(PROBLEM STATEMENT)
Below are some records; state how many of their lines contain the word "label", and add nothing.

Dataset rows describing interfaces
===
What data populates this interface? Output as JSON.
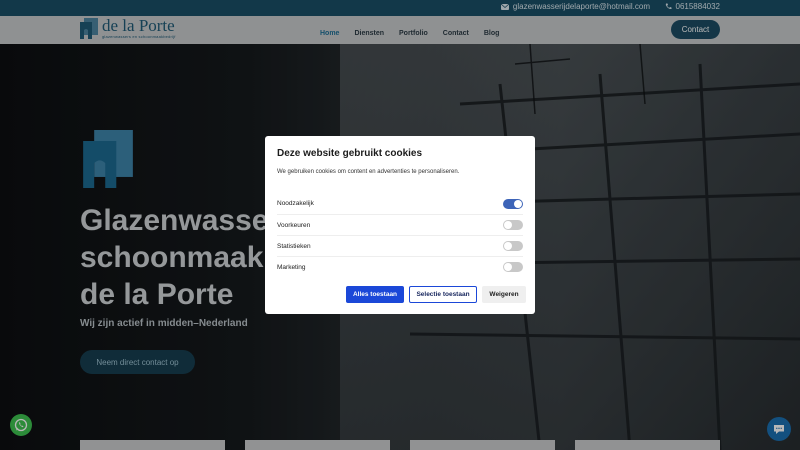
{
  "topbar": {
    "email": "glazenwasserijdelaporte@hotmail.com",
    "phone": "0615884032"
  },
  "header": {
    "logo_name": "de la Porte",
    "logo_tagline": "glazenwassers en schoonmaakbedrijf",
    "nav": [
      "Home",
      "Diensten",
      "Portfolio",
      "Contact",
      "Blog"
    ],
    "active_nav": "Home",
    "contact_button": "Contact"
  },
  "hero": {
    "title": "Glazenwasserij &\nschoonmaakbedrijf\nde la Porte",
    "subtitle": "Wij zijn actief in midden–Nederland",
    "cta": "Neem direct contact op"
  },
  "cookie_modal": {
    "title": "Deze website gebruikt cookies",
    "text": "We gebruiken cookies om content en advertenties te personaliseren.",
    "options": [
      {
        "label": "Noodzakelijk",
        "enabled": true
      },
      {
        "label": "Voorkeuren",
        "enabled": false
      },
      {
        "label": "Statistieken",
        "enabled": false
      },
      {
        "label": "Marketing",
        "enabled": false
      }
    ],
    "buttons": {
      "accept_all": "Alles toestaan",
      "accept_selection": "Selectie toestaan",
      "reject": "Weigeren"
    }
  },
  "colors": {
    "brand": "#1f5a76",
    "header_bg": "#c6c9cb",
    "topbar_bg": "#1a4e66",
    "primary_button": "#1b48d8",
    "toggle_on": "#3d64b8"
  }
}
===
(EXERCISE ANSWER)
4